Thomas Evans (MBA ’12, BS ’08) has always been an artist, but he studied business at CU Denver and took a job at a marketing agency after graduation. When he discovered advertising wasn’t quite for him, he planned to follow his family’s footsteps into the military – until, that is, he tore his ACL in a martial arts class and instead went on a volunteer trip to Tanzania.
You could say he took a few detours. When Evans returned from Africa, he followed his true calling and became a full-time artist.
For the past four years, Evans has been a professional artist, working under the name Detour, a name inspired by the title of a breakdancing VHS tape he’d bought while living in Germany. He’s created pieces for companies including Red Bull and Sprite. Most recently, he’s painted portraits of David Letterman and Jay-Z for a Netflix marketing campaign.
His CU Denver Business School education, which included an emphasis in marketing, helped him turn his passion into a career.

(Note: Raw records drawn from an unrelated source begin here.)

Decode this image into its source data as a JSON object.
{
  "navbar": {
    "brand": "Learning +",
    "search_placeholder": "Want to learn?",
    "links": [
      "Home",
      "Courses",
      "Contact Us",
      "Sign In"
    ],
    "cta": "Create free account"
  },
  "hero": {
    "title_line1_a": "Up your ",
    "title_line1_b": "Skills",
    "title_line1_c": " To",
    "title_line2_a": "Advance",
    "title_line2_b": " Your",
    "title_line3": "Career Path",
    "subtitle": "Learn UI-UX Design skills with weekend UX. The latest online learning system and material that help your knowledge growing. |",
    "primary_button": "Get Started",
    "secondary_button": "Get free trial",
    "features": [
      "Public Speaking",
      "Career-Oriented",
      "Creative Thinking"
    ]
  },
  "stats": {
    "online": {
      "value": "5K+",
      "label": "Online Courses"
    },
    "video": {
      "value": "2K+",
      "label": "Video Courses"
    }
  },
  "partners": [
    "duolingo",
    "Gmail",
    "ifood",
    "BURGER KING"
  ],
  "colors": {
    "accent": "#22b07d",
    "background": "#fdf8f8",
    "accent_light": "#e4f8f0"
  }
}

“Marketing is one of the biggest things right now. With the internet, you can find your own collectors, find your own buyers, find your own places to show,” said Evans. “We still need galleries and museums, but you have a lot more control than you used to, and my college career really helped me in that.”

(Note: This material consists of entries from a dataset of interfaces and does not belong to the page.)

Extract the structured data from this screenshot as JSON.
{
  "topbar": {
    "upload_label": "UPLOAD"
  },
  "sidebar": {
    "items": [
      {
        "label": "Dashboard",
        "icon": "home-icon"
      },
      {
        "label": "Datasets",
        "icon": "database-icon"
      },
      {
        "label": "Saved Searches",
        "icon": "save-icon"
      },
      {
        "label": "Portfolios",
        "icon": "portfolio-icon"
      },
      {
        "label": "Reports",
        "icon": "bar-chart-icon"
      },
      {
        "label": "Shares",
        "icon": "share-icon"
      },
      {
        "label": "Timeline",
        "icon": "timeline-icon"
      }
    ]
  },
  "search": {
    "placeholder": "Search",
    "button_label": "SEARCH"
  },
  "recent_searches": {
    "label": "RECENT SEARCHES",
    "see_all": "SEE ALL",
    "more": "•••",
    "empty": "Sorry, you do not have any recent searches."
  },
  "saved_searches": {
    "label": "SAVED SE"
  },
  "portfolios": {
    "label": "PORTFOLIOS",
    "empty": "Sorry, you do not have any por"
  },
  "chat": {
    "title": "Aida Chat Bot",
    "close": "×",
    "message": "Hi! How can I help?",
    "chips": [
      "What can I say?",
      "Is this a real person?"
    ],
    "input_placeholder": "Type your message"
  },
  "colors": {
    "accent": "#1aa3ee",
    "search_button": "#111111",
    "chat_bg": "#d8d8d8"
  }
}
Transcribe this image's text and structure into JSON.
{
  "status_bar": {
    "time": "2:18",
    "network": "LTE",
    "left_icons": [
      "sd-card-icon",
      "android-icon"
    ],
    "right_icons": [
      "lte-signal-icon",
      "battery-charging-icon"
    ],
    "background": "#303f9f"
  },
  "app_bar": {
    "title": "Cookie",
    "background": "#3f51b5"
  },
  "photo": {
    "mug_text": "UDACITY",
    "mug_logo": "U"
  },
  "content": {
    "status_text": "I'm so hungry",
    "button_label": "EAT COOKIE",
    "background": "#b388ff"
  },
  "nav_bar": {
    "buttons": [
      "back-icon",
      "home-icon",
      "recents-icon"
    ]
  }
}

Turning a passion into a career
At CU Denver, Evans worked on campus in Student Life & Campus Community, helping organize events like lectures, convocation, Spring Fling and Fall Festival. Meanwhile, he found himself surrounded by a diverse, dynamic and supportive group of people who reinforced his artistic side. All those experiences, as well as the spirit of social activism on campus, helped inform his decision to become a professional artist.
“I could put on my own shows, and market and host them,” said Evans. “The people I was around at CU Denver were always encouraging me.”

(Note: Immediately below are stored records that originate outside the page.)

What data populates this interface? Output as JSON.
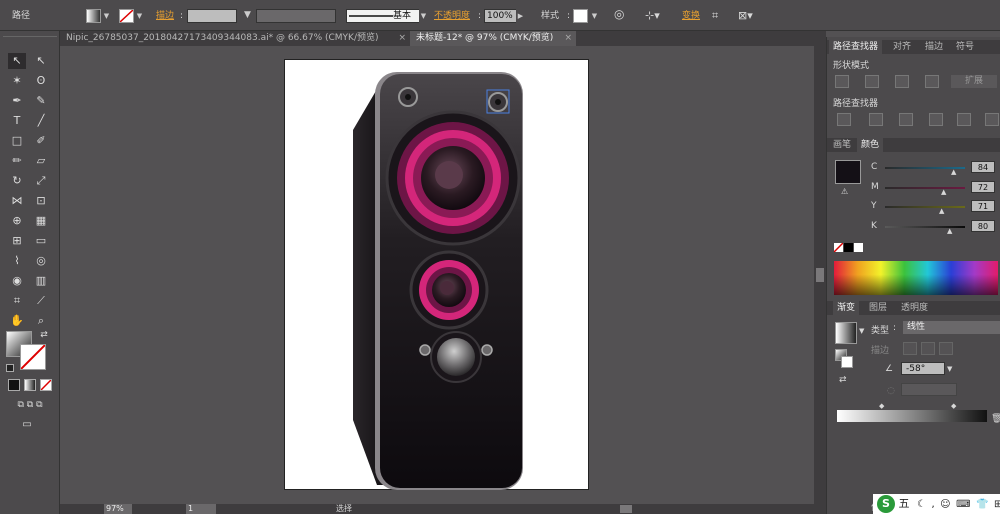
{
  "control_bar": {
    "selection_type": "路径",
    "stroke_label": "描边",
    "stroke_style": "基本",
    "opacity_label": "不透明度",
    "opacity_value": "100%",
    "style_label": "样式",
    "transform_label": "变换"
  },
  "document_tabs": [
    {
      "title": "Nipic_26785037_20180427173409344083.ai* @ 66.67% (CMYK/预览)",
      "active": false
    },
    {
      "title": "未标题-12* @ 97% (CMYK/预览)",
      "active": true
    }
  ],
  "panels": {
    "pathfinder_tabs": [
      "路径查找器",
      "对齐",
      "描边",
      "符号"
    ],
    "shape_modes_label": "形状模式",
    "expand_label": "扩展",
    "pathfinders_label": "路径查找器",
    "color_tabs": [
      "画笔",
      "颜色"
    ],
    "cmyk": [
      {
        "channel": "C",
        "value": "84"
      },
      {
        "channel": "M",
        "value": "72"
      },
      {
        "channel": "Y",
        "value": "71"
      },
      {
        "channel": "K",
        "value": "80"
      }
    ],
    "gradient_tabs": [
      "渐变",
      "图层",
      "透明度"
    ],
    "gradient_type_label": "类型",
    "gradient_type_value": "线性",
    "gradient_stroke_label": "描边",
    "gradient_angle": "-58°",
    "location_label": "位"
  },
  "status_bar": {
    "zoom": "97%",
    "page": "1",
    "tool_name": "选择"
  },
  "watermark": {
    "logo": "S",
    "text": "五"
  },
  "colors": {
    "fill_swatch": "#141016",
    "speaker_accent": "#d4267a",
    "speaker_body": "#1a161a"
  }
}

Upon pursuing art as a profession, Evans realized his skill sets in marketing and business were every bit as important as his creative flair. Among the challenges he faced were securing studio space, helping people see his work and getting his name into the art community.
First, he became the resident artist at Meadowlark Kitchen, which is owned by a friend. As his work there grew in popularity, it became a conduit to wider recognition of his paintings and murals. A buzz began spreading about the Denver artist named Detour. Evans also started to engage on social media; Netflix, for instance, found him on Instagram.
“So, now it’s just trying to figure out how to still do the work I’m passionate about, how to scale up, how to do bigger projects,” he said.
Finding an artistic voice
Evans’ style evolved from mostly realistic pieces to a penchant for live art, in which innovative pieces are created at public events and performances. At live-art projects, he could no longer dawdle with mixing paint or pausing for contemplation. He learned to adapt: he began favoring quick-drying acrylics and latex over slow-drying oils and learned how to do things like stretch canvases.
This led to experimentation with bigger canvases and different types of tools and textures. Ultimately, the distinct Detour style emerged.
“It was a slow progression from experimentation to implementation,” said Evans.
The other important aspect of his artistic growth has been travel, first to Tanzania and later all around the globe. Just this year, he’s taken trips to Argentina and France. For Evans, it’s all about getting outside his comfort zone. Embracing new experiences, he said, is crucial to discovering and refining an artistic voice.
“You have to get out there, explore the world and shake things up a little bit,” he said. “That’s when something unique about you starts to come out in your work.”